- Women know how to and want to practice healthy and hygienic behavior
- Families and communities are supportive of women practicing healthy and hygienic behavior
- Sustainable WASH and maternal care services are in place
- Disadvantaged women fully participate in decision-making processes to ensure that their rights and needs are recognised
The project will work through 3 pillars based on Simavi’s ToC. Throughout the project specific attention will be paid to ensure that disadvantage women will fully participate and their rights and needs are recognised, and that the other groups within the society will be inclusive towards them and support them.
The first pillar (knowing how to and wanting to) focusses on improving the health and hygiene related decision making of women especially before, during and after pregnancy by: ensuring they have the right information to base their decisions on, setting up systems to ensure they have the means to go to the health centre, stimulating women to deliver with skilled birth attendance, and improving their knowledge on new born care.
The second pillar (being allowed to) will work on ensuring the people around the women will be supportive towards the women by: ensuring the key influencers (for example men, mothers in law, other in-laws, peers) have the right knowledge, attitude and skills to support the women to attend antenatal check-ups, deliver at the clinic and go to post-natal check-ups, support them in their health and hygiene behavior, respect their choices and be inclusive towards minorities and the most vulnerable.
The third pillar relates to having access to quality health and WASH services.

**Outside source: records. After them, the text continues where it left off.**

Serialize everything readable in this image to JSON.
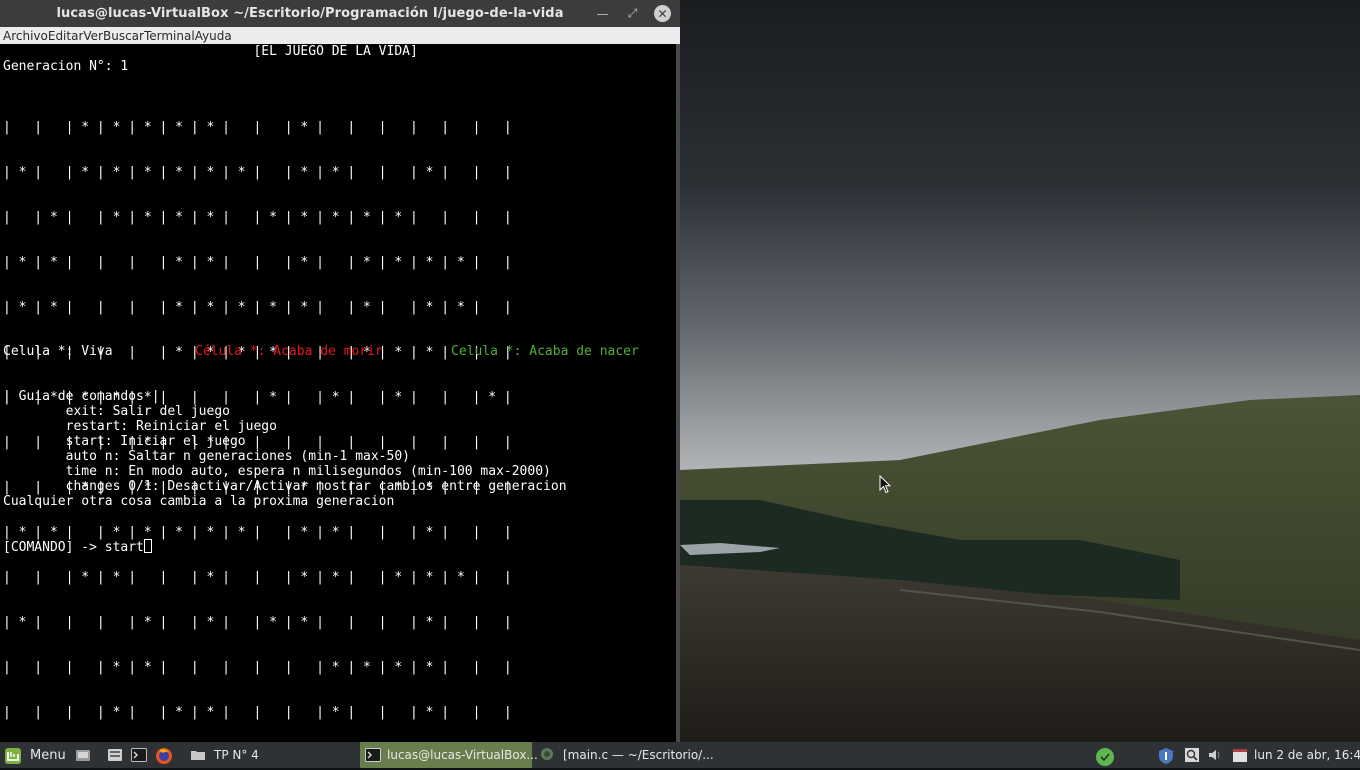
{
  "window": {
    "title": "lucas@lucas-VirtualBox ~/Escritorio/Programación I/juego-de-la-vida",
    "controls": [
      "minimize-icon",
      "maximize-icon",
      "close-icon"
    ]
  },
  "menubar": {
    "items": [
      "Archivo",
      "Editar",
      "Ver",
      "Buscar",
      "Terminal",
      "Ayuda"
    ]
  },
  "terminal": {
    "header": "                                [EL JUEGO DE LA VIDA]",
    "generation_line": "Generacion N°: 1",
    "grid_rows": [
      "|   |   | * | * | * | * | * |   |   | * |   |   |   |   |   |   |",
      "| * |   | * | * | * | * | * | * |   | * | * |   |   | * |   |   |",
      "|   | * |   | * | * | * | * |   | * | * | * | * | * |   |   |   |",
      "| * | * |   |   |   | * | * |   |   | * |   | * | * | * | * |   |",
      "| * | * |   |   |   | * | * | * | * | * |   | * |   | * | * |   |",
      "|   |   |   |   |   | * | * | * | * |   |   | * | * | * |   |   |",
      "|   | * | * | * | * |   |   |   | * |   | * |   | * |   |   | * |",
      "|   |   |   |   | * |   | * |   |   |   |   |   |   |   |   |   |",
      "|   |   | * |   | * |   |   |   |   | * |   |   | * | * |   |   |",
      "| * | * |   | * | * | * | * | * |   | * | * |   |   | * |   |   |",
      "|   |   | * | * |   |   | * |   |   | * | * |   | * | * | * |   |",
      "| * |   |   |   | * |   | * |   | * | * |   |   |   | * |   |   |",
      "|   |   |   | * | * |   |   |   |   |   | * | * | * | * |   |   |",
      "|   |   |   | * |   | * | * |   |   |   | * |   |   | * |   |   |",
      "|   |   |   |   | * | * |   | * | * |   |   |   |   | * | * |   |"
    ],
    "legend": {
      "alive": "Celula *: Viva",
      "died": "Célula *: Acaba de morir",
      "born": "Celula *: Acaba de nacer",
      "alive_color": "#ffffff",
      "died_color": "#e0191c",
      "born_color": "#4fae3a"
    },
    "guide_title": "| Guia de comandos |",
    "guide_lines": [
      "        exit: Salir del juego",
      "        restart: Reiniciar el juego",
      "        start: Iniciar el juego",
      "        auto n: Saltar n generaciones (min-1 max-50)",
      "        time n: En modo auto, espera n milisegundos (min-100 max-2000)",
      "        changes 0/1: Desactivar/Activar mostrar cambios entre generacion"
    ],
    "guide_footer": "Cualquier otra cosa cambia a la proxima generacion",
    "prompt": "[COMANDO] -> ",
    "input_value": "start"
  },
  "taskbar": {
    "menu_label": "Menu",
    "launchers": [
      "files-icon",
      "terminal-icon",
      "firefox-icon"
    ],
    "folder_label": "TP N° 4",
    "tasks": [
      {
        "label": "lucas@lucas-VirtualBox...",
        "icon": "terminal-icon",
        "active": true
      },
      {
        "label": "[main.c — ~/Escritorio/...",
        "icon": "editor-icon",
        "active": false
      }
    ],
    "tray": [
      "update-icon",
      "shield-icon",
      "search-icon",
      "volume-icon",
      "calendar-icon"
    ],
    "clock": "lun  2 de abr, 16:41",
    "accent": "#687e4c"
  }
}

Hereto health workers, and health volunteers will be trained on hygiene standards and on providing quality services related to pregnancy and child birth and care as per national standards, WASH committees will be supported with knowledge and skills to sustainably improve WASH facilities at the health facilities and in the communities, and through advocacy methods, like social accountability or budget tracking, the local government will be pressured to provide quality services.
At the end of the project the women will demonstrate sufficient knowledge on hygiene practices and safe deliveries, they will feel more confident to make their own decisions regarding pregnancy and delivery and they will feel supported to practice healthy and hygienic behavior.
The women have resources available for practicing health and hygienic behavior during and after pregnancy and at delivery, they perceive the maternal care services in place as accessible, affordable, inclusive and of quality. The skilled birth attendants practice hygiene behavior during pregnancies, deliveries and post-natal care while the communities are engaged in WASH and SRHR, the decision makers (key influencers) are engaged and supportive and government / local authorities policies ensure access and quality of services at home and at health facilities. Disadvantaged women feel capable to voice their needs and rights, disadvantaged groups are structurally involved in the project and the community fights exclusion